Professor Robert H. Romer and Alyssia Bailey and family.
With Professor Robert H. Romer ’52, Alyssia Bailey and family explored her local roots. Photo by Carol Lollis

Growing up in a large adoptive family full of multiracial children like herself, Alyssia Bailey did not wonder much about her original family. “Then I got into my 30s,” she says, “and I suddenly wanted to know.”

While combing through online genealogical records, Bailey uncovered the surname of some of her maternal ancestors: Newport. When she located and had dinner with her birth mother, she asked about the name. “I did see that there was a Newport House at Amherst, but when I asked [my birth mother] about it, she acted like she didn’t know anything,” Bailey says. “So I felt like I must just have the wrong people.”

Later, though, the births of her own two children intensified Bailey’s curiosity about that side—the African-American side—of her lineage. “I went and Googled this name, Frederick Dwight Newport,” she says, and up popped a 2010 Amherst magazine article by Robert H. Romer ’52, professor emeritus of physics, on “The Untold Story of Newport House.”

Professor Robert H. Romer and Alyssia Bailey
Professor Robert H. Romer ’52 and Alyssia Bailey.

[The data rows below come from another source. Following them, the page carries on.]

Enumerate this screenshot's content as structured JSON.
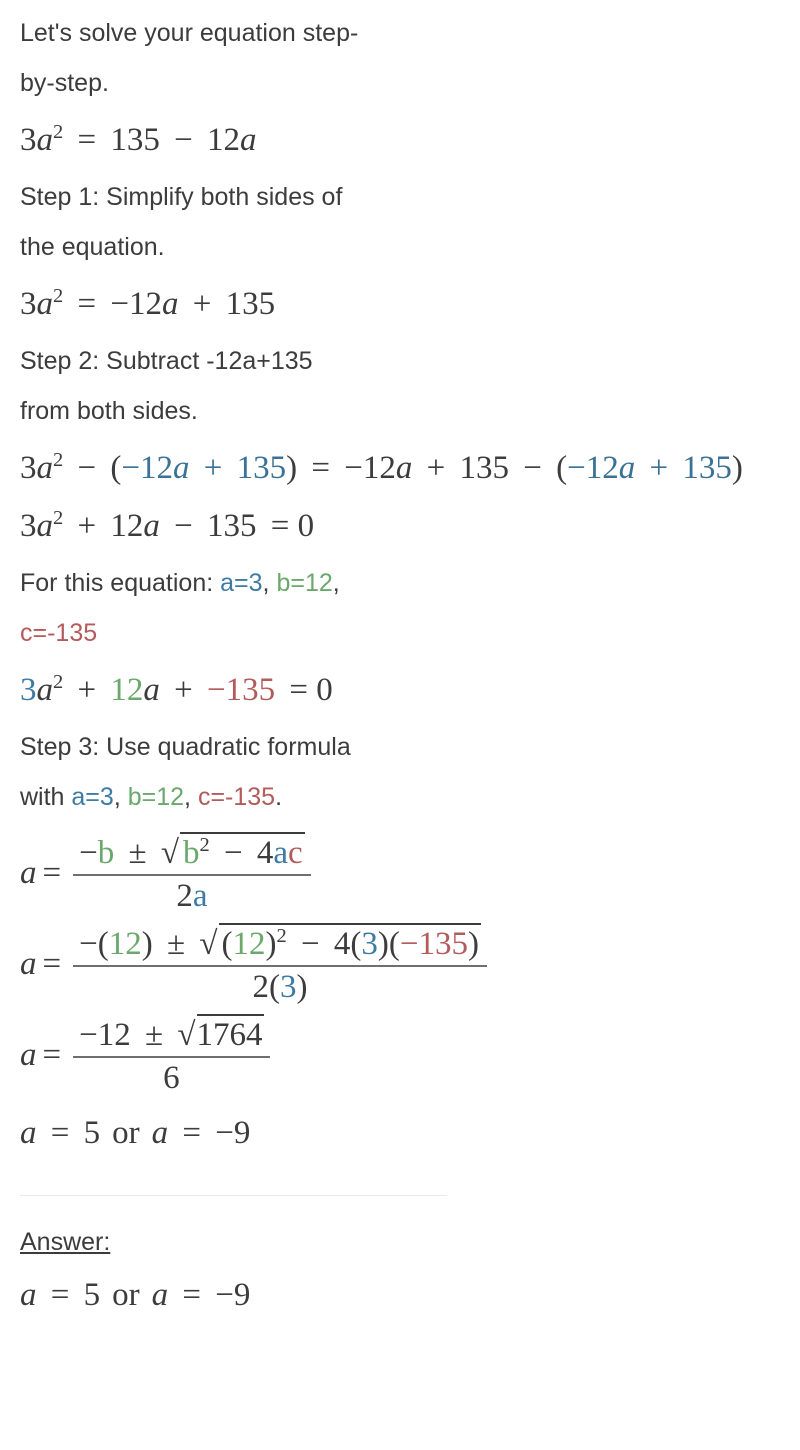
{
  "intro": {
    "line1": "Let's solve your equation step-",
    "line2": "by-step."
  },
  "original_equation": {
    "lhs_coeff": "3",
    "lhs_var": "a",
    "lhs_exp": "2",
    "eq": "=",
    "rhs_const": "135",
    "rhs_op": "−",
    "rhs_coeff": "12",
    "rhs_var": "a"
  },
  "step1": {
    "label_line1": "Step 1: Simplify both sides of",
    "label_line2": "the equation.",
    "eq_lhs_coeff": "3",
    "eq_lhs_var": "a",
    "eq_lhs_exp": "2",
    "eq_sign": "=",
    "eq_rhs_neg": "−12",
    "eq_rhs_var": "a",
    "eq_rhs_op": "+",
    "eq_rhs_const": "135"
  },
  "step2": {
    "label_line1": "Step 2: Subtract -12a+135",
    "label_line2": "from both sides.",
    "eq_lhs_coeff": "3",
    "eq_lhs_var": "a",
    "eq_lhs_exp": "2",
    "minus": "−",
    "paren_open": "(",
    "paren_close": ")",
    "blue_neg12": "−12",
    "blue_var": "a",
    "blue_plus": "+",
    "blue_135": "135",
    "equals": "=",
    "rhs_neg12": "−12",
    "rhs_var": "a",
    "rhs_plus": "+",
    "rhs_135": "135",
    "rhs_minus": "−",
    "result_coeff": "3",
    "result_var": "a",
    "result_exp": "2",
    "result_plus": "+",
    "result_12": "12",
    "result_var2": "a",
    "result_minus": "−",
    "result_135": "135",
    "result_eq": "= 0"
  },
  "coefficients": {
    "prefix": "For this equation: ",
    "a_label": "a=3",
    "comma1": ", ",
    "b_label": "b=12",
    "comma2": ",",
    "c_label": "c=-135",
    "colored_eq": {
      "coeff3": "3",
      "var_a": "a",
      "exp2": "2",
      "plus1": "+",
      "twelve": "12",
      "var_a2": "a",
      "plus2": "+",
      "neg135": "−135",
      "eq_zero": "= 0"
    }
  },
  "step3": {
    "label_line1": "Step 3: Use quadratic formula",
    "label_with": "with ",
    "a_label": "a=3",
    "comma1": ", ",
    "b_label": "b=12",
    "comma2": ", ",
    "c_label": "c=-135",
    "period": "."
  },
  "formula_general": {
    "lhs": "a",
    "eq": "=",
    "num_minus": "−",
    "num_b": "b",
    "num_pm": "±",
    "radical": "√",
    "rad_b": "b",
    "rad_exp": "2",
    "rad_minus": "−",
    "rad_four": "4",
    "rad_a": "a",
    "rad_c": "c",
    "den_two": "2",
    "den_a": "a"
  },
  "formula_substituted": {
    "lhs": "a",
    "eq": "=",
    "num_minus": "−",
    "num_open": "(",
    "num_12": "12",
    "num_close": ")",
    "num_pm": "±",
    "radical": "√",
    "rad_open": "(",
    "rad_12": "12",
    "rad_close": ")",
    "rad_exp": "2",
    "rad_minus": "−",
    "rad_four": "4",
    "rad_open2": "(",
    "rad_3": "3",
    "rad_close2": ")",
    "rad_open3": "(",
    "rad_neg135": "−135",
    "rad_close3": ")",
    "den_two": "2",
    "den_open": "(",
    "den_3": "3",
    "den_close": ")"
  },
  "formula_evaluated": {
    "lhs": "a",
    "eq": "=",
    "num_neg12": "−12",
    "num_pm": "±",
    "radical": "√",
    "rad_value": "1764",
    "den": "6"
  },
  "solution": {
    "lhs1": "a",
    "eq1": "=",
    "val1": "5",
    "or": "or",
    "lhs2": "a",
    "eq2": "=",
    "val2": "−9"
  },
  "answer": {
    "label": "Answer:",
    "lhs1": "a",
    "eq1": "=",
    "val1": "5",
    "or": "or",
    "lhs2": "a",
    "eq2": "=",
    "val2": "−9"
  },
  "colors": {
    "text": "#3c3c3c",
    "blue": "#3d7ba5",
    "blue_dark": "#3a7296",
    "green": "#6aa96b",
    "red": "#b35b5b",
    "divider": "#e9e9e9"
  }
}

Photo by Carol Lollis

As the article explained, Amherst renamed the former fraternity house in 1984 in honor of Frederick Dwight “Doc” Newport and his son Edward Foster Newport, beloved athletic trainers who worked at the College from the mid-19th to the mid-20th century. (They were also founding members of the Town of Amherst’s Hope Community Church.)

Those men, Romer wrote, were directly descended from Amos Newport, who was “born in Africa about 1715, captured as a boy and taken to America on a slave ship.” Sold in 1729 to Joseph Billing of Hatfield, Mass., Amos Newport sued for his freedom in 1766; the suit was unsuccessful but “probably contributed in some small way to the gradual ending of slavery in Massachusetts.”

Newport House
The former Phi Delta Sigma house was renamed in 1984 for two descendents of Amos Newport. Enslaved in Hatfield, Mass., Newport sued for his freedom. Photo by Henry Amistadi

This article led Bailey to Romer’s 2009 book, Slavery in the Connecticut Valley of Massachusetts, and to further Newport family research by Eric W. Weber ’70. Bailey decided to email Romer.

“I didn’t think he’d respond!” she laughs. In fact, they traded information over the next 15 months, and, with help from Weber, confifi rmed that Bailey is indeed a direct descendant of the Amherstarea Newports.

Romer describes their correspondence as “the kind of event that authors like me dream about!”

On Feb. 5, Bailey—who lives near Atlanta—traveled to Western Massachusetts with her adoptive sister and niece. She met Romer and Weber in person for the first time, and they toured the Hatfield home where Amos Newport had been a slave. Then they attended a packed reception at Newport House, where photos and articles about the Newports were on display and Bailey met other Newport descendants. Romer spoke about Amos’s legacy, and Resident Counselor Caryce Tirop ’17 presented Bailey with a copy of the professor’s book inscribed by students currently living in the house.

Bailey says she now feels a deep connection to Romer, to Amherst College and to American history. She’s pleased to know that her family springs from “people who fought back” against slavery.

“Look at these people that were able to survive this and thrive,” she says. “For my kids, I’m very proud that I’ll be able to tell them who they are, what they come from.”